• [Task description]:
Check every line below, and copy those that include "External".

• [Records for this exercise]:
══════════════════════════════

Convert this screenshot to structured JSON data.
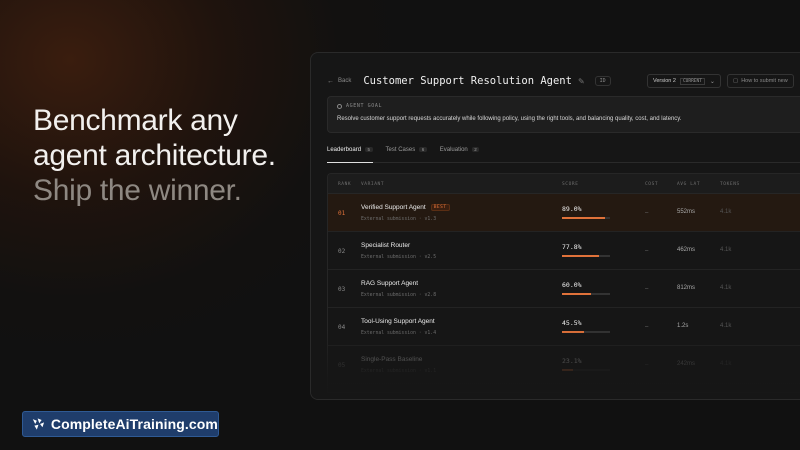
{
  "hero": {
    "line1": "Benchmark any",
    "line2": "agent architecture.",
    "line3": "Ship the winner."
  },
  "brand": {
    "label": "CompleteAiTraining.com",
    "color": "#1f3d6b"
  },
  "app": {
    "back_label": "Back",
    "title": "Customer Support Resolution Agent",
    "id_chip": "ID",
    "version_label": "Version 2",
    "version_badge": "CURRENT",
    "howto_label": "How to submit new",
    "goal": {
      "label": "AGENT GOAL",
      "text": "Resolve customer support requests accurately while following policy, using the right tools, and balancing quality, cost, and latency."
    },
    "tabs": [
      {
        "label": "Leaderboard",
        "count": "5",
        "active": true
      },
      {
        "label": "Test Cases",
        "count": "6",
        "active": false
      },
      {
        "label": "Evaluation",
        "count": "2",
        "active": false
      }
    ],
    "columns": {
      "rank": "RANK",
      "variant": "VARIANT",
      "score": "SCORE",
      "cost": "COST",
      "latency": "AVG LAT",
      "tokens": "TOKENS"
    },
    "rows": [
      {
        "rank": "01",
        "name": "Verified Support Agent",
        "badge": "BEST",
        "sub": "External submission · v1.3",
        "score": "89.0%",
        "score_value": 0.89,
        "cost": "–",
        "latency": "552ms",
        "tokens": "4.1k"
      },
      {
        "rank": "02",
        "name": "Specialist Router",
        "badge": "",
        "sub": "External submission · v2.5",
        "score": "77.8%",
        "score_value": 0.778,
        "cost": "–",
        "latency": "462ms",
        "tokens": "4.1k"
      },
      {
        "rank": "03",
        "name": "RAG Support Agent",
        "badge": "",
        "sub": "External submission · v2.8",
        "score": "60.0%",
        "score_value": 0.6,
        "cost": "–",
        "latency": "812ms",
        "tokens": "4.1k"
      },
      {
        "rank": "04",
        "name": "Tool-Using Support Agent",
        "badge": "",
        "sub": "External submission · v1.4",
        "score": "45.5%",
        "score_value": 0.455,
        "cost": "–",
        "latency": "1.2s",
        "tokens": "4.1k"
      },
      {
        "rank": "05",
        "name": "Single-Pass Baseline",
        "badge": "",
        "sub": "External submission · v1.1",
        "score": "23.1%",
        "score_value": 0.231,
        "cost": "–",
        "latency": "242ms",
        "tokens": "4.1k"
      }
    ],
    "accent_color": "#e0723a"
  }
}
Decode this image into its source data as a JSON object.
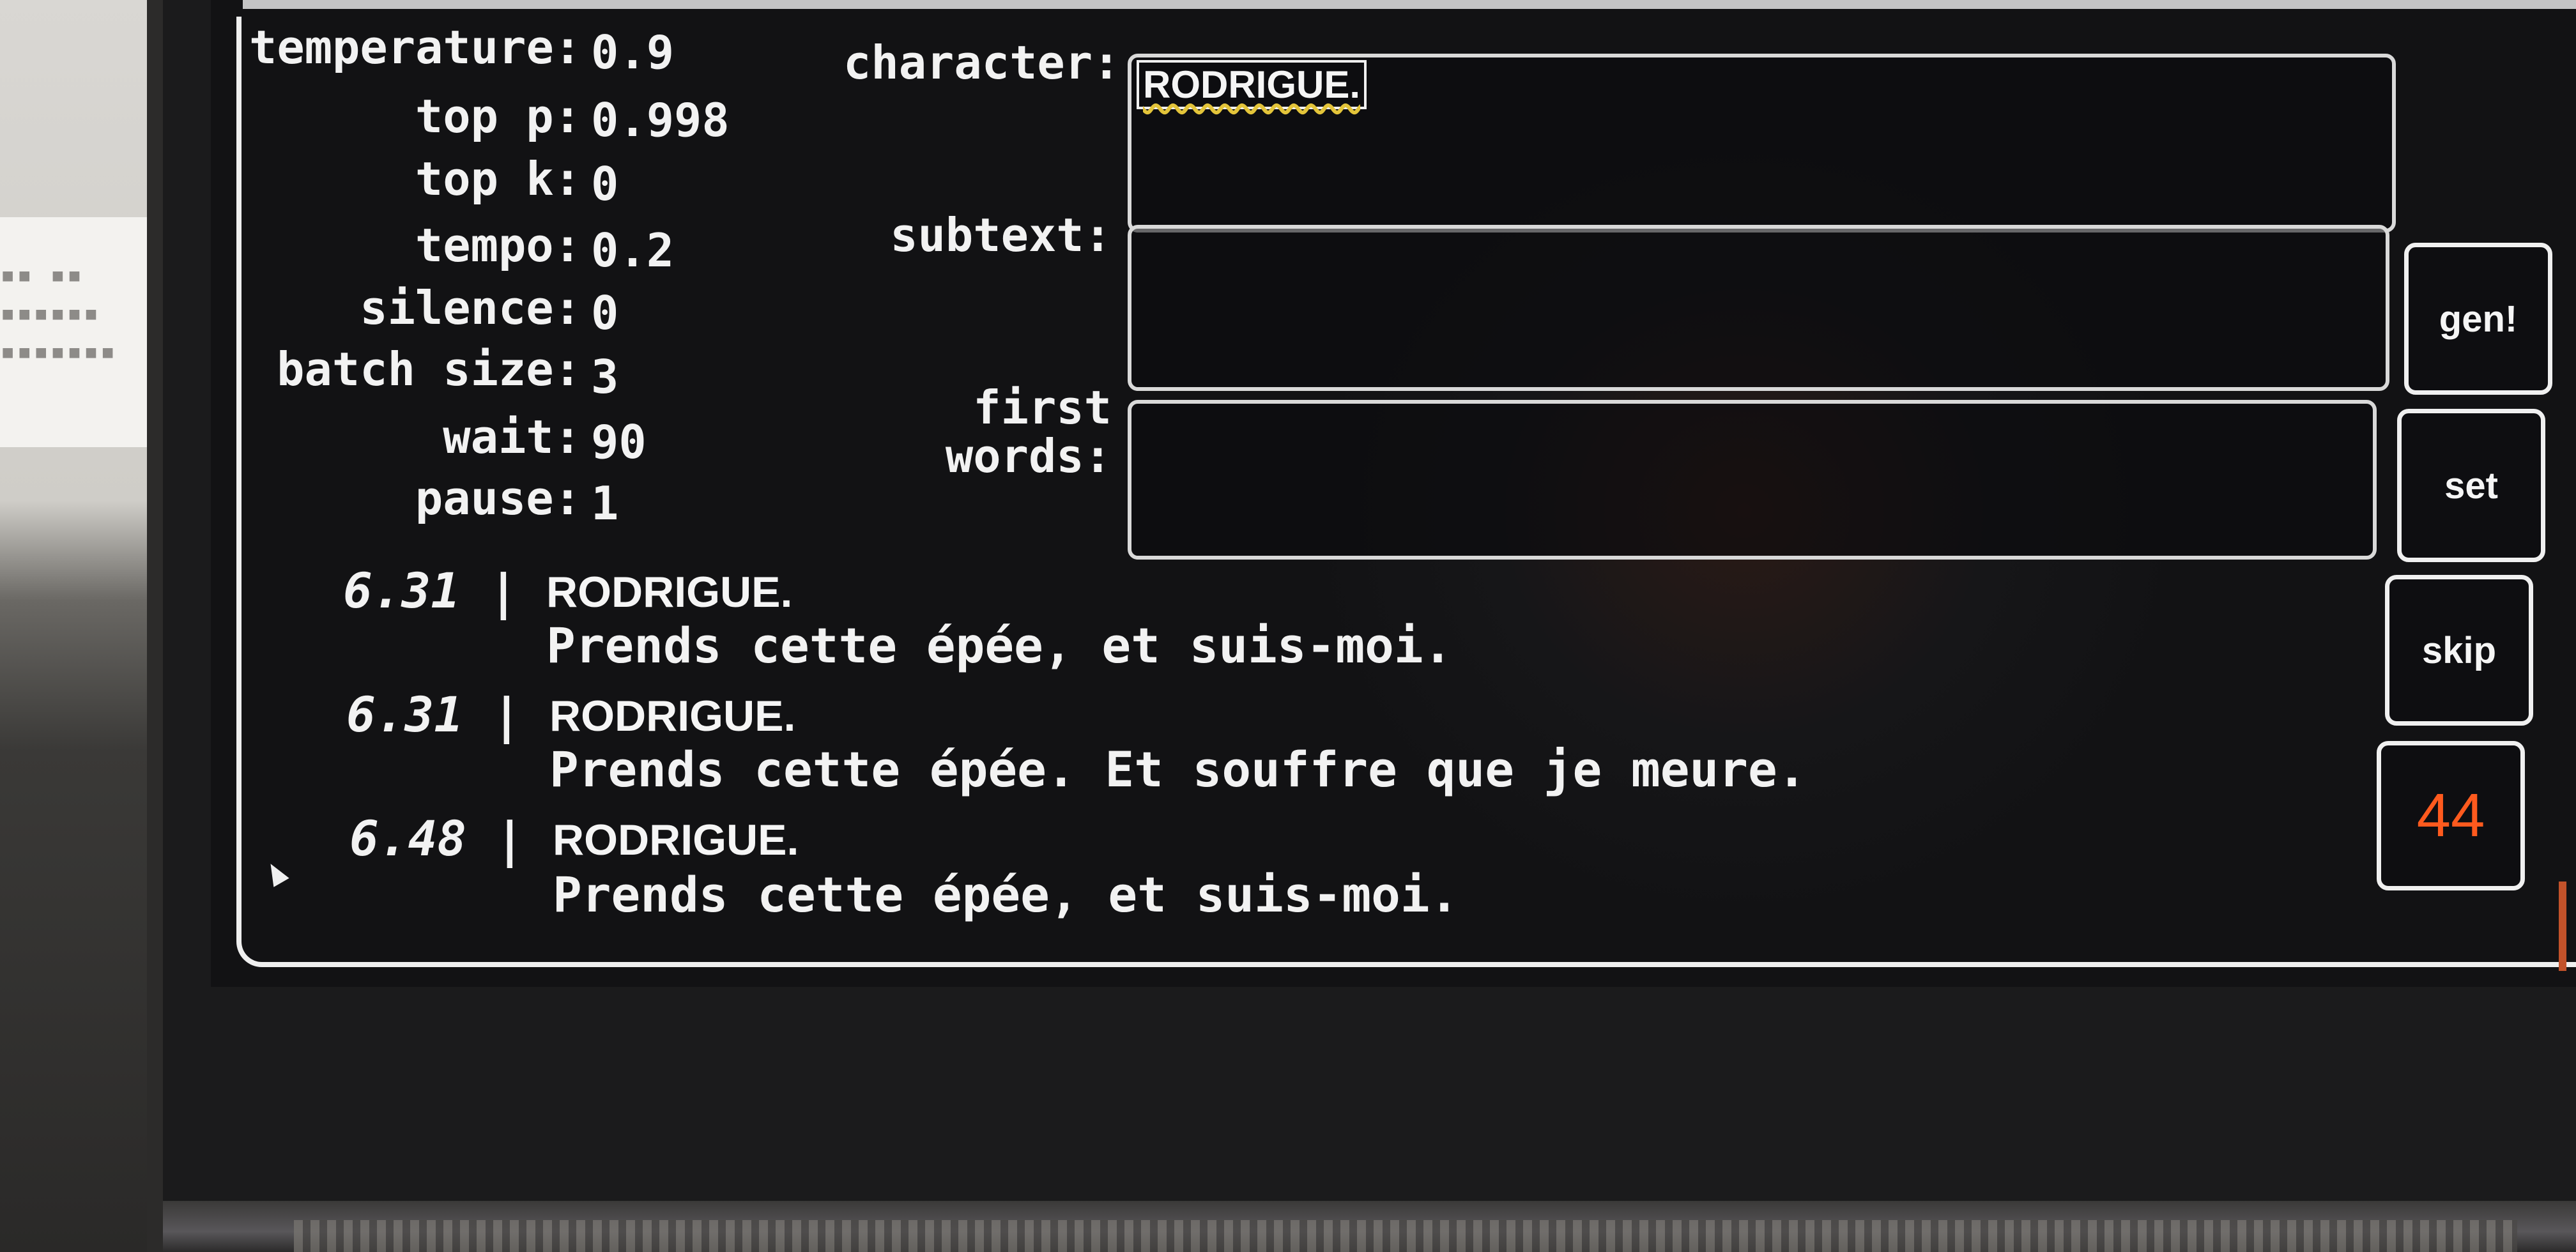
{
  "params": [
    {
      "label": "temperature:",
      "value": "0.9"
    },
    {
      "label": "top p:",
      "value": "0.998"
    },
    {
      "label": "top k:",
      "value": "0"
    },
    {
      "label": "tempo:",
      "value": "0.2"
    },
    {
      "label": "silence:",
      "value": "0"
    },
    {
      "label": "batch size:",
      "value": "3"
    },
    {
      "label": "wait:",
      "value": "90"
    },
    {
      "label": "pause:",
      "value": "1"
    }
  ],
  "fields": {
    "character": {
      "label": "character:",
      "value": "RODRIGUE."
    },
    "subtext": {
      "label": "subtext:",
      "value": ""
    },
    "first_words": {
      "label_line1": "first",
      "label_line2": "words:",
      "value": ""
    }
  },
  "buttons": {
    "gen": "gen!",
    "set": "set",
    "skip": "skip",
    "counter": "44"
  },
  "results": [
    {
      "score": "6.31",
      "sep": "|",
      "character": "RODRIGUE.",
      "text": "Prends cette épée, et suis-moi."
    },
    {
      "score": "6.31",
      "sep": "|",
      "character": "RODRIGUE.",
      "text": "Prends cette épée. Et souffre que je meure."
    },
    {
      "score": "6.48",
      "sep": "|",
      "character": "RODRIGUE.",
      "text": "Prends cette épée, et suis-moi."
    }
  ],
  "colors": {
    "accent": "#ff5a1e",
    "text": "#f2f2f2",
    "background": "#141416"
  }
}
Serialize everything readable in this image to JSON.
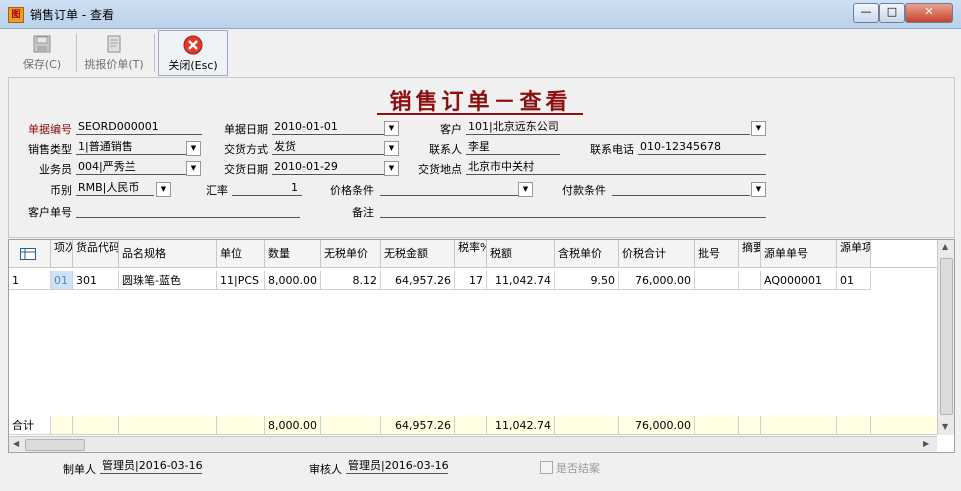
{
  "window": {
    "title": "销售订单 - 查看",
    "app_icon": "app-icon-图"
  },
  "window_buttons": {
    "minimize": "—",
    "maximize": "□",
    "close": "✕"
  },
  "toolbar": {
    "save_label": "保存(C)",
    "quote_label": "挑报价单(T)",
    "close_label": "关闭(Esc)"
  },
  "form": {
    "title": "销售订单－查看",
    "fields": {
      "doc_no_label": "单据编号",
      "doc_no": "SEORD000001",
      "doc_date_label": "单据日期",
      "doc_date": "2010-01-01",
      "customer_label": "客户",
      "customer": "101|北京远东公司",
      "sales_type_label": "销售类型",
      "sales_type": "1|普通销售",
      "delivery_method_label": "交货方式",
      "delivery_method": "发货",
      "contact_label": "联系人",
      "contact": "李星",
      "phone_label": "联系电话",
      "phone": "010-12345678",
      "salesman_label": "业务员",
      "salesman": "004|严秀兰",
      "delivery_date_label": "交货日期",
      "delivery_date": "2010-01-29",
      "delivery_place_label": "交货地点",
      "delivery_place": "北京市中关村",
      "currency_label": "币别",
      "currency": "RMB|人民币",
      "rate_label": "汇率",
      "rate": "1",
      "price_terms_label": "价格条件",
      "price_terms": "",
      "payment_terms_label": "付款条件",
      "payment_terms": "",
      "customer_doc_label": "客户单号",
      "customer_doc": "",
      "remark_label": "备注",
      "remark": ""
    }
  },
  "grid": {
    "headers": [
      "项次",
      "货品代码",
      "品名规格",
      "单位",
      "数量",
      "无税单价",
      "无税金额",
      "税率%",
      "税额",
      "含税单价",
      "价税合计",
      "批号",
      "摘要",
      "源单单号",
      "源单项次"
    ],
    "rows": [
      {
        "idx": "1",
        "seq": "01",
        "code": "301",
        "name": "圆珠笔-蓝色",
        "unit": "11|PCS",
        "qty": "8,000.00",
        "price": "8.12",
        "amount": "64,957.26",
        "tax_rate": "17",
        "tax": "11,042.74",
        "tax_price": "9.50",
        "total": "76,000.00",
        "batch": "",
        "summary": "",
        "src_no": "AQ000001",
        "src_seq": "01"
      }
    ],
    "totals": {
      "label": "合计",
      "qty": "8,000.00",
      "amount": "64,957.26",
      "tax": "11,042.74",
      "total": "76,000.00"
    }
  },
  "footer": {
    "maker_label": "制单人",
    "maker": "管理员|2016-03-16",
    "reviewer_label": "审核人",
    "reviewer": "管理员|2016-03-16",
    "closed_label": "是否结案",
    "closed_checked": false
  }
}
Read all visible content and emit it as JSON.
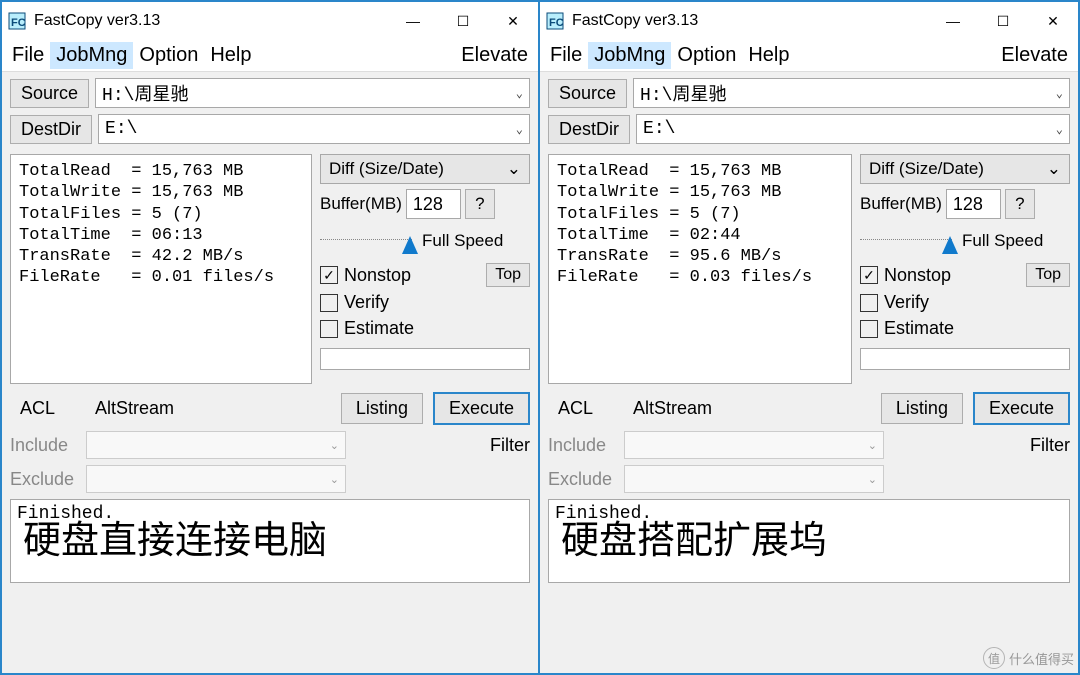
{
  "app": {
    "title": "FastCopy ver3.13"
  },
  "menu": {
    "file": "File",
    "jobmng": "JobMng",
    "option": "Option",
    "help": "Help",
    "elevate": "Elevate"
  },
  "labels": {
    "source": "Source",
    "destdir": "DestDir",
    "mode": "Diff (Size/Date)",
    "buffer": "Buffer(MB)",
    "buffer_val": "128",
    "q": "?",
    "speed": "Full Speed",
    "nonstop": "Nonstop",
    "verify": "Verify",
    "estimate": "Estimate",
    "top": "Top",
    "acl": "ACL",
    "altstream": "AltStream",
    "listing": "Listing",
    "execute": "Execute",
    "include": "Include",
    "exclude": "Exclude",
    "filter": "Filter",
    "finished": "Finished."
  },
  "paths": {
    "source": "H:\\周星驰",
    "dest": "E:\\"
  },
  "left": {
    "stats": "TotalRead  = 15,763 MB\nTotalWrite = 15,763 MB\nTotalFiles = 5 (7)\nTotalTime  = 06:13\nTransRate  = 42.2 MB/s\nFileRate   = 0.01 files/s",
    "caption": "硬盘直接连接电脑"
  },
  "right": {
    "stats": "TotalRead  = 15,763 MB\nTotalWrite = 15,763 MB\nTotalFiles = 5 (7)\nTotalTime  = 02:44\nTransRate  = 95.6 MB/s\nFileRate   = 0.03 files/s",
    "caption": "硬盘搭配扩展坞"
  },
  "watermark": "什么值得买"
}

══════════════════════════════

• [Answer below]:
        "sub": "External submission · v1.3",
        "sub": "External submission · v2.5",
        "sub": "External submission · v2.8",
        "sub": "External submission · v1.4",
        "sub": "External submission · v1.1",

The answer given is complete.